Saturday, 23 March 2019
It was a privilege to chair the morning of yesterday’s Workplace Trends (WT) conference. This WT conference was different to previous ones as the focus was on new research that will ultimately influence workplace design, management and use. The researchers submitted abstracts which were scored, blindly, by myself and Mark Eltringham of Workplace Insight. Some nine papers out of thirty or so were selected for presentation.
The researchers were joined by an initial keynote address from Rob Briner. Rob is a psychologist that advises organisations on how to use evidence to influence decision making.
Monday, 21 January 2019
I love going to conferences, dare I say I am a conference junkie, hence I attend and speak at around 10 conferences each year. The conferences I go to are usually academic or technical in nature where the speakers present their latest research, ideas and innovations. I also help organise the biannual Workplace Trends and annual Learning Environments conferences for which I select the speakers, and also receive feedback from the audience on the speakers.

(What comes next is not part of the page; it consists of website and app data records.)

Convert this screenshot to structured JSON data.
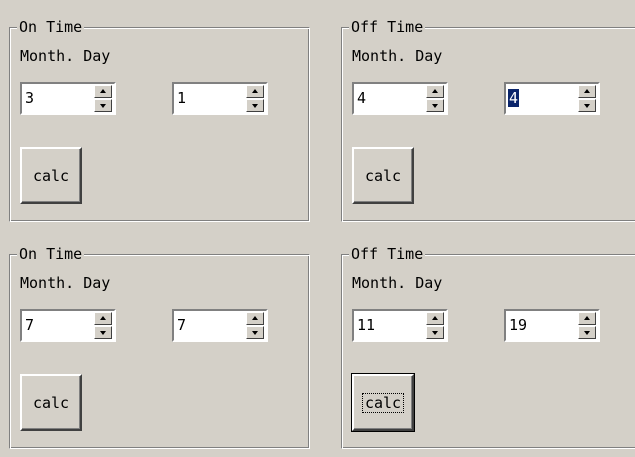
{
  "groups": [
    {
      "title": "On Time",
      "sublabel": "Month. Day",
      "month": "3",
      "day": "1",
      "calc_label": "calc"
    },
    {
      "title": "Off Time",
      "sublabel": "Month. Day",
      "month": "4",
      "day": "4",
      "calc_label": "calc"
    },
    {
      "title": "On Time",
      "sublabel": "Month. Day",
      "month": "7",
      "day": "7",
      "calc_label": "calc"
    },
    {
      "title": "Off Time",
      "sublabel": "Month. Day",
      "month": "11",
      "day": "19",
      "calc_label": "calc"
    }
  ]
}
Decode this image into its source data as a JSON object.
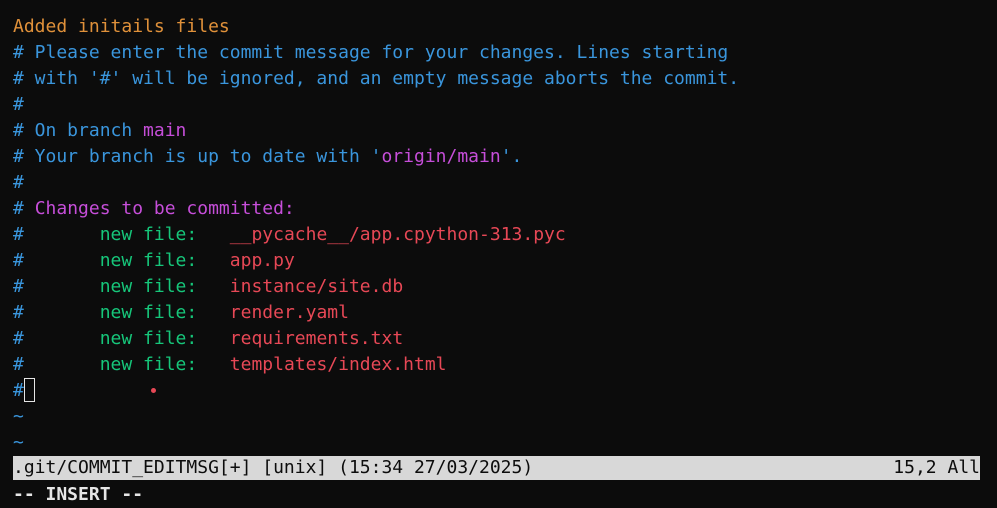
{
  "editor": {
    "commit_message": "Added initails files",
    "comment_line1": "# Please enter the commit message for your changes. Lines starting",
    "comment_line2": "# with '#' will be ignored, and an empty message aborts the commit.",
    "hash": "#",
    "branch_prefix": "# On branch ",
    "branch_name": "main",
    "uptodate_prefix": "# Your branch is up to date with ",
    "uptodate_quote_open": "'",
    "remote_branch": "origin/main",
    "uptodate_suffix": "'.",
    "changes_header": "Changes to be committed:",
    "new_file_label": "new file:",
    "files": [
      "__pycache__/app.cpython-313.pyc",
      "app.py",
      "instance/site.db",
      "render.yaml",
      "requirements.txt",
      "templates/index.html"
    ],
    "tilde": "~"
  },
  "status": {
    "file_info": ".git/COMMIT_EDITMSG[+] [unix] (15:34 27/03/2025)",
    "position": "15,2 All"
  },
  "mode": "-- INSERT --",
  "colors": {
    "commit_message": "#e0913a",
    "comment": "#3a96dd",
    "highlight": "#c64ed9",
    "new_file": "#16c67a",
    "filename": "#e74856",
    "background": "#0c0c0c",
    "statusline_bg": "#d8d8d8"
  }
}
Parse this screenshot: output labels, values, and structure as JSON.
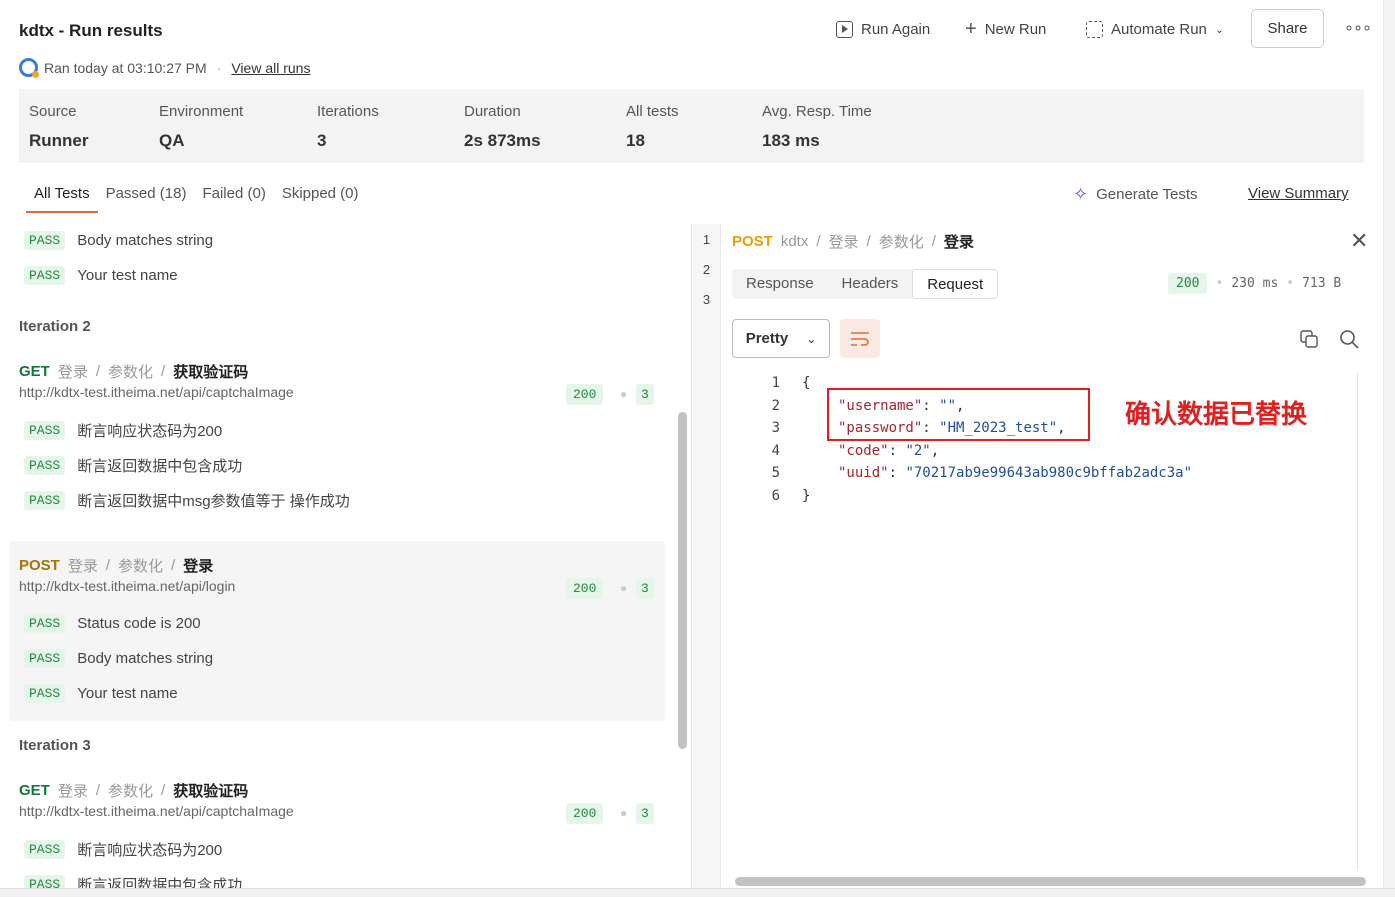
{
  "header": {
    "title": "kdtx - Run results",
    "ran_text": "Ran today at 03:10:27 PM",
    "view_all_runs": "View all runs"
  },
  "toolbar": {
    "run_again": "Run Again",
    "new_run": "New Run",
    "automate_run": "Automate Run",
    "share": "Share"
  },
  "stats": [
    {
      "label": "Source",
      "value": "Runner"
    },
    {
      "label": "Environment",
      "value": "QA"
    },
    {
      "label": "Iterations",
      "value": "3"
    },
    {
      "label": "Duration",
      "value": "2s 873ms"
    },
    {
      "label": "All tests",
      "value": "18"
    },
    {
      "label": "Avg. Resp. Time",
      "value": "183 ms"
    }
  ],
  "filter_tabs": [
    "All Tests",
    "Passed (18)",
    "Failed (0)",
    "Skipped (0)"
  ],
  "generate_tests": "Generate Tests",
  "view_summary": "View Summary",
  "pass_label": "PASS",
  "left": {
    "top_tests": [
      "Body matches string",
      "Your test name"
    ],
    "iteration2": "Iteration 2",
    "iteration3": "Iteration 3",
    "get_req": {
      "method": "GET",
      "crumb1": "登录",
      "crumb2": "参数化",
      "name": "获取验证码",
      "url": "http://kdtx-test.itheima.net/api/captchaImage",
      "code": "200",
      "count": "3",
      "tests": [
        "断言响应状态码为200",
        "断言返回数据中包含成功",
        "断言返回数据中msg参数值等于 操作成功"
      ]
    },
    "post_req": {
      "method": "POST",
      "crumb1": "登录",
      "crumb2": "参数化",
      "name": "登录",
      "url": "http://kdtx-test.itheima.net/api/login",
      "code": "200",
      "count": "3",
      "tests": [
        "Status code is 200",
        "Body matches string",
        "Your test name"
      ]
    },
    "get_req3_tests": [
      "断言响应状态码为200",
      "断言返回数据中包含成功"
    ],
    "sep": "/"
  },
  "gutter": [
    "1",
    "2",
    "3"
  ],
  "right": {
    "method": "POST",
    "crumbs": [
      "kdtx",
      "登录",
      "参数化"
    ],
    "name": "登录",
    "subtabs": [
      "Response",
      "Headers",
      "Request"
    ],
    "status_code": "200",
    "time": "230 ms",
    "size": "713 B",
    "pretty": "Pretty",
    "code_lines": [
      "1",
      "2",
      "3",
      "4",
      "5",
      "6"
    ],
    "json": {
      "open": "{",
      "k1": "\"username\"",
      "v1": "\"\"",
      "k2": "\"password\"",
      "v2": "\"HM_2023_test\"",
      "k3": "\"code\"",
      "v3": "\"2\"",
      "k4": "\"uuid\"",
      "v4": "\"70217ab9e99643ab980c9bffab2adc3a\"",
      "close": "}"
    },
    "annotation": "确认数据已替换"
  },
  "colors": {
    "accent": "#e06a3c",
    "pass_green": "#1f8a3a",
    "annotation_red": "#e02020",
    "post": "#a97400",
    "get": "#117a3a"
  }
}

After attending 100s of conferences across the globe over the years I have concluded that, in general, there are two types of technical speaker: 1. those with fantastic content but have poor delivery, and 2. those that present well but have poor content. Speakers with good content who can also communicate in an interesting and engaging manner are the unicorns of the conference circuit – that is they are rare and magical beasts. It always seems a shame to me that the years of hard graft conducting original and valuable research is ultimately lost amidst a poorly constructed and delivered presentation. So here are my top tips for a terrific technical talk.
Tuesday, 18 December 2018
Last month I sat on a panel discussing the business case for workplace wellbeing, of which one is slowly emerging. That along with Christmas and my Viking* heritage got me pondering on the true origins of biophilic design.
Biophilia, a term coined by Edward O Wilson, is basically our innate affinity to nature. Biophilic design tends to focus on introducing plants into the workplace but, as explained in a previous blog, it is so much more and taps into our base (evolutionary psychology) needs. Biophilia includes daylight, views, fluctuating temperature, sound-scaping, natural ventilation, natural materials, social spaces, refuge etc – see Bill Browning’s excellent work for a full explanation of biophilic design principles. But bringing nature indoors has been going on for some time, especially around this time of year …
Sunday, 25 November 2018
This is my penultimate blog of 2018; throughout the year I have attempted to offer blogs on work as well as workplace, in particular how to improve your performance. With the Christmas holidays looming, and my clients trying to tidy up loose ends, I have noticed a rapid increase in the number of meetings I have been invited to. Meetings can be great, a productive way to move things forward, but we have also all attended those that we thought a complete and utter waste of time. So here are my thoughts on how you can master meetings.
Tuesday, 23 October 2018
As part of my day-job is speaking at conferences, I get to visit a lot of wonderful cities around the world. The people and culture are fundamental prerequisites of a good city, but design and planning also play an important role in creating an attractive city. In this blog I list the dozen design features that I have found are indicators of cities that I most prefer – they are also actually my place-making criteria. This blog is also an excuse to share some of my holiday photos.
Saturday, 29 September 2018
I was fortunate to present a keynote address at the first Transdisciplinary Workplace Research conference (#TWR18) last week in Tampere. Around fifty researchers, mostly academic with a few practitioners, gathered to discuss their latest workplace research on topics such as wellbeing, productivity, change management, agile working, co-working etc.
Friday, 31 August 2018
Another round of articles was recently published (mostly by Inc.) on why private offices are better than open plan, and consequently suggest we should eschew open plan design. Despite the open plan office being described as a management fad by one journalist, the adoption of open plan dates back to the 1950s* and the occurrence of such negative articles has been ongoing ever since then.
However, every five years or so, such articles seem to converge and attract the attention of the mass press. It seems that academics and journalists have a particular dislike for open plan. But open plan is clearly not a “fad” and I suspect it is here to stay, so it is more useful to focus on how to resolve any demonstrated issues with open plan rather than simply say it should be banned.